A human-induced hothouse climate?

Boulder, Colo., USA — Writing in the February issue of GSA TODAY, David L. Kidder and Thomas R. Worsley consider the question of whether human-induced planetary warming has the potential to force Earth's climate to change to a condition similar to those of the warmest periods of Earth's history — a climate state referred to as a "hothouse climate" — or if the present cooler than average climate state will moderate these climate change effects.

Hothouse climates during the Phanerozoic (i.e., the past 542 million years) were achieved or closely approached during more than a dozen geologically brief intervals when large igneous province (LIP) volcanic carbon dioxide emissions triggered a cascade of warming feedbacks that pushed greenhouse climates toward hothouses.

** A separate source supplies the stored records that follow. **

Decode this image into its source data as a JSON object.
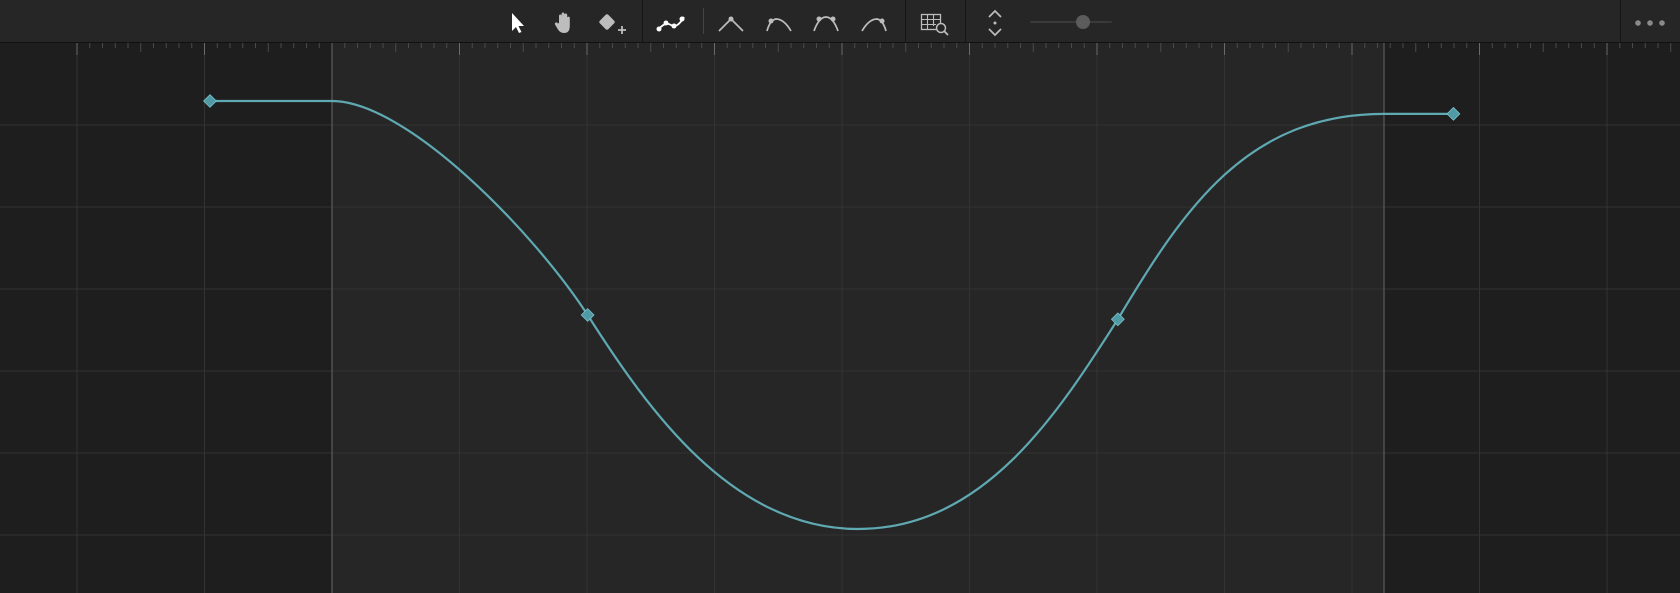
{
  "toolbar": {
    "tools": [
      {
        "name": "select-tool",
        "icon": "pointer-arrow-icon",
        "active": true
      },
      {
        "name": "pan-tool",
        "icon": "hand-icon",
        "active": false
      },
      {
        "name": "add-keyframe-tool",
        "icon": "keyframe-add-icon",
        "active": false
      },
      {
        "name": "smooth-curve-tool",
        "icon": "bezier-curve-icon",
        "active": true
      },
      {
        "name": "linear-interpolation",
        "icon": "corner-point-icon",
        "active": false
      },
      {
        "name": "ease-in-interpolation",
        "icon": "ease-in-icon",
        "active": false
      },
      {
        "name": "ease-in-out-interpolation",
        "icon": "ease-in-out-icon",
        "active": false
      },
      {
        "name": "ease-out-interpolation",
        "icon": "ease-out-icon",
        "active": false
      },
      {
        "name": "fit-to-view",
        "icon": "grid-zoom-icon",
        "active": false
      },
      {
        "name": "vertical-fit",
        "icon": "expand-vertical-icon",
        "active": false
      }
    ],
    "zoom": {
      "value": 0.65
    },
    "more_icon": "ellipsis-icon"
  },
  "colors": {
    "curve": "#5fa9b2",
    "keyframe": "#4f9aa5",
    "background_inner": "#262626",
    "background_outer": "#1e1e1e",
    "grid": "#333333",
    "icon": "#bdbdbd",
    "icon_active": "#ffffff"
  },
  "curve": {
    "range": {
      "start": 0.0,
      "end": 1.0
    },
    "keyframes": [
      {
        "t": -0.116,
        "v": 1.0
      },
      {
        "t": 0.243,
        "v": 0.5
      },
      {
        "t": 0.747,
        "v": 0.49
      },
      {
        "t": 1.066,
        "v": 0.97
      }
    ],
    "control_points": [
      {
        "t": -0.116,
        "v": 1.0
      },
      {
        "t": 0.0,
        "v": 1.0
      },
      {
        "t": 0.07,
        "v": 1.0
      },
      {
        "t": 0.19,
        "v": 0.7
      },
      {
        "t": 0.243,
        "v": 0.5
      },
      {
        "t": 0.3,
        "v": 0.28
      },
      {
        "t": 0.38,
        "v": 0.0
      },
      {
        "t": 0.5,
        "v": 0.0
      },
      {
        "t": 0.62,
        "v": 0.0
      },
      {
        "t": 0.69,
        "v": 0.27
      },
      {
        "t": 0.747,
        "v": 0.49
      },
      {
        "t": 0.81,
        "v": 0.75
      },
      {
        "t": 0.87,
        "v": 0.97
      },
      {
        "t": 1.0,
        "v": 0.97
      },
      {
        "t": 1.066,
        "v": 0.97
      }
    ]
  }
}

These large and geologically brief pulses of greenhouse gasses are thought to be a useful analog to study the effects of modern increases in carbon dioxide and their effects on global climate. Oceanographic and atmospheric changes that were deleterious to life developed during these warming intervals, and mass extinction coincided with a number of these episodes.

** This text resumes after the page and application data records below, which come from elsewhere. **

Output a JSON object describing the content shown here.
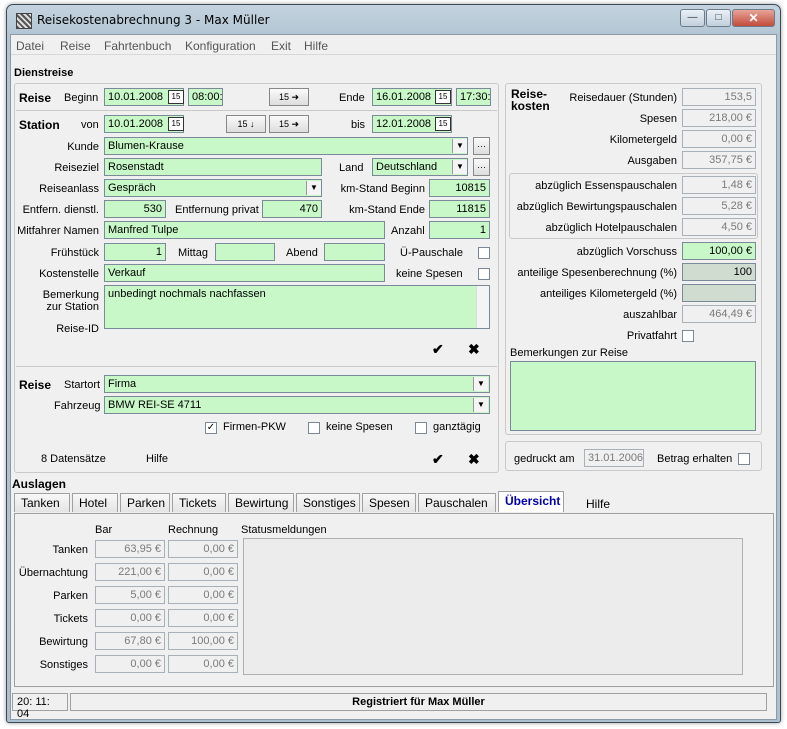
{
  "window": {
    "title": "Reisekostenabrechnung 3 - Max Müller",
    "min": "—",
    "max": "□",
    "close": "✕"
  },
  "menu": [
    "Datei",
    "Reise",
    "Fahrtenbuch",
    "Konfiguration",
    "Exit",
    "Hilfe"
  ],
  "section_title": "Dienstreise",
  "reise": {
    "label": "Reise",
    "beginn_label": "Beginn",
    "beginn_date": "10.01.2008",
    "beginn_time": "08:00:",
    "ende_label": "Ende",
    "ende_date": "16.01.2008",
    "ende_time": "17:30:",
    "cal_icon": "15",
    "copy_btn": "15 ➜"
  },
  "station": {
    "label": "Station",
    "von_label": "von",
    "von_date": "10.01.2008",
    "bis_label": "bis",
    "bis_date": "12.01.2008",
    "copy_down": "15 ↓",
    "copy_right": "15 ➜",
    "kunde_label": "Kunde",
    "kunde": "Blumen-Krause",
    "reiseziel_label": "Reiseziel",
    "reiseziel": "Rosenstadt",
    "land_label": "Land",
    "land": "Deutschland",
    "reiseanlass_label": "Reiseanlass",
    "reiseanlass": "Gespräch",
    "km_beginn_label": "km-Stand Beginn",
    "km_beginn": "10815",
    "entf_dienstl_label": "Entfern. dienstl.",
    "entf_dienstl": "530",
    "entf_privat_label": "Entfernung privat",
    "entf_privat": "470",
    "km_ende_label": "km-Stand Ende",
    "km_ende": "11815",
    "mitfahrer_label": "Mitfahrer Namen",
    "mitfahrer": "Manfred Tulpe",
    "anzahl_label": "Anzahl",
    "anzahl": "1",
    "fruehstueck_label": "Frühstück",
    "fruehstueck": "1",
    "mittag_label": "Mittag",
    "mittag": "",
    "abend_label": "Abend",
    "abend": "",
    "ue_pauschale_label": "Ü-Pauschale",
    "kostenstelle_label": "Kostenstelle",
    "kostenstelle": "Verkauf",
    "keine_spesen_label": "keine Spesen",
    "bemerkung_label1": "Bemerkung",
    "bemerkung_label2": "zur Station",
    "bemerkung": "unbedingt nochmals nachfassen",
    "reise_id_label": "Reise-ID"
  },
  "fahrt": {
    "label": "Reise",
    "startort_label": "Startort",
    "startort": "Firma",
    "fahrzeug_label": "Fahrzeug",
    "fahrzeug": "BMW REI-SE 4711",
    "firmen_pkw": "Firmen-PKW",
    "keine_spesen": "keine Spesen",
    "ganztaegig": "ganztägig"
  },
  "footer": {
    "datensaetze": "8 Datensätze",
    "hilfe": "Hilfe"
  },
  "costs": {
    "title1": "Reise-",
    "title2": "kosten",
    "rows": [
      {
        "label": "Reisedauer (Stunden)",
        "value": "153,5"
      },
      {
        "label": "Spesen",
        "value": "218,00 €"
      },
      {
        "label": "Kilometergeld",
        "value": "0,00 €"
      },
      {
        "label": "Ausgaben",
        "value": "357,75 €"
      }
    ],
    "abz": [
      {
        "label": "abzüglich Essenspauschalen",
        "value": "1,48 €"
      },
      {
        "label": "abzüglich Bewirtungspauschalen",
        "value": "5,28 €"
      },
      {
        "label": "abzüglich Hotelpauschalen",
        "value": "4,50 €"
      }
    ],
    "vorschuss_label": "abzüglich Vorschuss",
    "vorschuss": "100,00 €",
    "anteil_spesen_label": "anteilige Spesenberechnung (%)",
    "anteil_spesen": "100",
    "anteil_km_label": "anteiliges Kilometergeld (%)",
    "anteil_km": "",
    "auszahlbar_label": "auszahlbar",
    "auszahlbar": "464,49 €",
    "privatfahrt_label": "Privatfahrt",
    "bemerkungen_label": "Bemerkungen zur Reise",
    "gedruckt_label": "gedruckt am",
    "gedruckt": "31.01.2006",
    "betrag_label": "Betrag erhalten"
  },
  "auslagen": {
    "title": "Auslagen",
    "tabs": [
      "Tanken",
      "Hotel",
      "Parken",
      "Tickets",
      "Bewirtung",
      "Sonstiges",
      "Spesen",
      "Pauschalen",
      "Übersicht",
      "Hilfe"
    ],
    "col_bar": "Bar",
    "col_rechnung": "Rechnung",
    "col_status": "Statusmeldungen",
    "rows": [
      {
        "label": "Tanken",
        "bar": "63,95 €",
        "rechnung": "0,00 €"
      },
      {
        "label": "Übernachtung",
        "bar": "221,00 €",
        "rechnung": "0,00 €"
      },
      {
        "label": "Parken",
        "bar": "5,00 €",
        "rechnung": "0,00 €"
      },
      {
        "label": "Tickets",
        "bar": "0,00 €",
        "rechnung": "0,00 €"
      },
      {
        "label": "Bewirtung",
        "bar": "67,80 €",
        "rechnung": "100,00 €"
      },
      {
        "label": "Sonstiges",
        "bar": "0,00 €",
        "rechnung": "0,00 €"
      }
    ]
  },
  "statusbar": {
    "time": "20: 11: 04",
    "registered": "Registriert für Max Müller"
  },
  "icons": {
    "ok": "✔",
    "cancel": "✖",
    "dots": "···",
    "drop": "▼",
    "check": "✓"
  }
}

Human forcing of the modern icehouse to a hothouse climate would be difficult to achieve for two reasons. First, carbon dioxide release from human burning of past and estimated available fossil fuels in coming centuries would fall more than 100 times short of the carbon dioxide emitted by the much larger LIPs associated with hothouse climates, such as the end-Permian Siberian Traps. Second, cooling feedbacks in icehouse climates like the present one appear to have worked against major carbon dioxide injections to the atmosphere more effectively than those operating in past greenhouse climates. Thanks to human efforts, however, carbon dioxide is being added to Earth's atmosphere faster than any other known interval in Earth's history, and the degree to which this rate will overwhelm normal icehouse cooling feedbacks is difficult to precisely determine. Although Kidder and Worsley conclude that a human-induced hothouse is unlikely, a greenhouse climate in which melting of considerable amounts of Earth's existing ice will raise sea level by tens of meters appears quite possible within a matter of centuries. Recent modeling results by other workers suggest that such conditions are likely to persist for thousands of years.

The February GSA TODAY science article is now online. Peer-reviewed GSA TODAY articles are open access. Please discuss articles of interest with the authors before publishing stories on their work, and please make reference to GSA TODAY in articles published. Contact Christa Stratton for additional information or assistance.

A human-induced hothouse climate?
David L. Kidder and Thomas R. Worsley, Dept. of Geological Sciences, Ohio University, Athens, Ohio 45701, USA; doi:10.1130/G131A.1,